→ **Data records**:
● ● ● ● ●

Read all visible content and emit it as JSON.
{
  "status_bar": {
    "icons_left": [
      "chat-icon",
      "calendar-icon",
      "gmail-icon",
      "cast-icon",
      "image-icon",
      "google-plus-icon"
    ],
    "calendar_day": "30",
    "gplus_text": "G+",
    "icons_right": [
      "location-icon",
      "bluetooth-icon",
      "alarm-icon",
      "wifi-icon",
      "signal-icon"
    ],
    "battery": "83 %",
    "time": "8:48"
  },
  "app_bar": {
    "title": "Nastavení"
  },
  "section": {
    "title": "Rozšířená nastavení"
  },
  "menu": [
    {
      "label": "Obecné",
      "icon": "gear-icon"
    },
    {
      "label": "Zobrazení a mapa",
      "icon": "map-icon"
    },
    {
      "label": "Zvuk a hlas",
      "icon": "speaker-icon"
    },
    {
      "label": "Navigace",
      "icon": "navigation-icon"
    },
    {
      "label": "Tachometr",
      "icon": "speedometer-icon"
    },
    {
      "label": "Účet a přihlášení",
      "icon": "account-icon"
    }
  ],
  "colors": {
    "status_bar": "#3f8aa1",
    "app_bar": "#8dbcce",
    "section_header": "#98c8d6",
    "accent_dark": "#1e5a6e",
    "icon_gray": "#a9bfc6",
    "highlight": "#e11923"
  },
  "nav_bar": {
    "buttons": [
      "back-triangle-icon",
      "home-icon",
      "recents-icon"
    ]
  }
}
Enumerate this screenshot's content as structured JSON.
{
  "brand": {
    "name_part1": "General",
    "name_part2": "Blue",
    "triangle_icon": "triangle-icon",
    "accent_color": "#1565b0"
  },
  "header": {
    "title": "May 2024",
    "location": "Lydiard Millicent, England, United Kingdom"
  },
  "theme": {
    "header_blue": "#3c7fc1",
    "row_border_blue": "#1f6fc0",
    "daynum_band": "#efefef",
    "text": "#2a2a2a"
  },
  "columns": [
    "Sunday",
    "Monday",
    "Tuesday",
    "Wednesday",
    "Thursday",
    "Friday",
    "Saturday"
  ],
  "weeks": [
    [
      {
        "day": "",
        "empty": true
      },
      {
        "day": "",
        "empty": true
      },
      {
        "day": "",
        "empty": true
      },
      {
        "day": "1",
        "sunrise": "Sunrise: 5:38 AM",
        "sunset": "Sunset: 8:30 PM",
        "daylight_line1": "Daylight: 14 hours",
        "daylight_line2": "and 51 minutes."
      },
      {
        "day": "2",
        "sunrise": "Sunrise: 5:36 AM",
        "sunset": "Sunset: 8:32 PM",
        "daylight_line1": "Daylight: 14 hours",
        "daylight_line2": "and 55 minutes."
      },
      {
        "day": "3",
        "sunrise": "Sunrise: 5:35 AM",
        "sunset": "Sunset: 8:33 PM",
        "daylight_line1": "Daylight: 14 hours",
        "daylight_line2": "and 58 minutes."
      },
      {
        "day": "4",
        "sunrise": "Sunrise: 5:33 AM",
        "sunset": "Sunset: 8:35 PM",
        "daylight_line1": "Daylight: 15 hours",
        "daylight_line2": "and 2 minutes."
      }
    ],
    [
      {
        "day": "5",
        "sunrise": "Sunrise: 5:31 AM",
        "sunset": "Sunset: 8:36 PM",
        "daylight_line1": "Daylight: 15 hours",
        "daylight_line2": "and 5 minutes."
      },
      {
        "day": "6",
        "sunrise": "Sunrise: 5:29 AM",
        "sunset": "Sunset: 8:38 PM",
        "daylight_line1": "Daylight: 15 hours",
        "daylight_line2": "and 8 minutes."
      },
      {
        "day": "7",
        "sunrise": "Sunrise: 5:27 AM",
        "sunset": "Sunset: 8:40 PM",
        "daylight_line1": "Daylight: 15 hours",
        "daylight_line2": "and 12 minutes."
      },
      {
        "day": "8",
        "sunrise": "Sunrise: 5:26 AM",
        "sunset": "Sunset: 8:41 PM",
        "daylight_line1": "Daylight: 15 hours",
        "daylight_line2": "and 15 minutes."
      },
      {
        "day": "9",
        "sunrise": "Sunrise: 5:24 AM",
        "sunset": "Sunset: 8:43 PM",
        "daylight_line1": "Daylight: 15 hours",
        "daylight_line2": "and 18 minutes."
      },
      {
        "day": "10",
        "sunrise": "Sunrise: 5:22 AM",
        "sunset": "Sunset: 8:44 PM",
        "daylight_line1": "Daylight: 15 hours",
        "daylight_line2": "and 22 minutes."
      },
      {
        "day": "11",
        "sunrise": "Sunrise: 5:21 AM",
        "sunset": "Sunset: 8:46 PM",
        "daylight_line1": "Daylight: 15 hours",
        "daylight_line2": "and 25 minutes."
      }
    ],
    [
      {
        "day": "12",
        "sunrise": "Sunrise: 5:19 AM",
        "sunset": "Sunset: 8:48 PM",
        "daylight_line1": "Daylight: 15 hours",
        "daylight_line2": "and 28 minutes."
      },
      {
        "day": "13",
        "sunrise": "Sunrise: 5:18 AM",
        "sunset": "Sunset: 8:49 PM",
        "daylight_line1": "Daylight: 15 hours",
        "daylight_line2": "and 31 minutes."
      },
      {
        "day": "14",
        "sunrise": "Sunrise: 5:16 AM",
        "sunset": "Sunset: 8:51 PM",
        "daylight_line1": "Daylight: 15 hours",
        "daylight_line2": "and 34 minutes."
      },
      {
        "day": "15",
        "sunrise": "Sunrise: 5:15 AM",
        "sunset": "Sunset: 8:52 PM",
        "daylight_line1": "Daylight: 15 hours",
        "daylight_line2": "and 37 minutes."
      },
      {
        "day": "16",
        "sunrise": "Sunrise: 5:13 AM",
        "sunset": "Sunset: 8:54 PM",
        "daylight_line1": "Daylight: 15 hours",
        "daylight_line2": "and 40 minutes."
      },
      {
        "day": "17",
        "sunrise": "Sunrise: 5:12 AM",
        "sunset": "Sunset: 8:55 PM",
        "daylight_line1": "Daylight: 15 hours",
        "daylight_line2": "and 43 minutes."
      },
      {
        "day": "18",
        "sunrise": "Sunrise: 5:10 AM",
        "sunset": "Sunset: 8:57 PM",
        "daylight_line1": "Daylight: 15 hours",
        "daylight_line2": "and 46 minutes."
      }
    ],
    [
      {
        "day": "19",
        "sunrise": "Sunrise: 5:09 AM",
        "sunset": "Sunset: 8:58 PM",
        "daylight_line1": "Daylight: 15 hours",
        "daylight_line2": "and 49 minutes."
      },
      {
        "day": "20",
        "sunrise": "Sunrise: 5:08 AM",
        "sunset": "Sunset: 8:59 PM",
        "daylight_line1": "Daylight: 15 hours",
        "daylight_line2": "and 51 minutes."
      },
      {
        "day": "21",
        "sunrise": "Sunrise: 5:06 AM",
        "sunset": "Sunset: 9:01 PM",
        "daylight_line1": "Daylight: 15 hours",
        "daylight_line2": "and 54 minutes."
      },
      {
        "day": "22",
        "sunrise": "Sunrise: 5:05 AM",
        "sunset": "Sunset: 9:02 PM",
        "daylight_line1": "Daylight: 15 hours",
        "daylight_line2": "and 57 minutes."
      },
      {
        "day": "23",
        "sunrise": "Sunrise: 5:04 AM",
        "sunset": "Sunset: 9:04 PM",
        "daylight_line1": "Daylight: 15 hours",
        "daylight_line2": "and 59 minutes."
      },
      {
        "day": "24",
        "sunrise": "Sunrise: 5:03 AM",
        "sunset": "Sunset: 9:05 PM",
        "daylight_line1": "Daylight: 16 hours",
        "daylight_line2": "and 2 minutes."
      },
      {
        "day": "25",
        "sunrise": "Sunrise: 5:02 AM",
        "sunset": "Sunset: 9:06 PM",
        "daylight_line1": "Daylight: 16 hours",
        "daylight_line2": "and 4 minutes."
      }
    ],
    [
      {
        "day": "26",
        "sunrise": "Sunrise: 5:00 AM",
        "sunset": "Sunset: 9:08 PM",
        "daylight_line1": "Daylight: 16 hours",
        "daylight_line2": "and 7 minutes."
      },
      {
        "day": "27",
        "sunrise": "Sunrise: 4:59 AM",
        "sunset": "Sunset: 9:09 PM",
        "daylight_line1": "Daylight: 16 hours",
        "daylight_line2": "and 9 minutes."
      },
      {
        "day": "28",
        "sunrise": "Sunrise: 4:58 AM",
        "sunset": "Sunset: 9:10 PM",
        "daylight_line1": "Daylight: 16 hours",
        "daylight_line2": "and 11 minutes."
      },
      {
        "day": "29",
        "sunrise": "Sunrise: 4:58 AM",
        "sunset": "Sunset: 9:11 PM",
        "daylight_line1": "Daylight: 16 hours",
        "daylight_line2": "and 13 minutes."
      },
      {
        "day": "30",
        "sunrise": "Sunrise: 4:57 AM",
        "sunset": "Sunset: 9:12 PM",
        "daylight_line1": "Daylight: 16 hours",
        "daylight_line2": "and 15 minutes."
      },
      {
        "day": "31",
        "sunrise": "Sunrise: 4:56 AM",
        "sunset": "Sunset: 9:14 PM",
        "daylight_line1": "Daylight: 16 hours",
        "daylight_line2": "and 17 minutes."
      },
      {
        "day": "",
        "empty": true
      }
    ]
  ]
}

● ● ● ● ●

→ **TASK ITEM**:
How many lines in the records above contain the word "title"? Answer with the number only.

→ **WRITTEN SOLUTION**:
3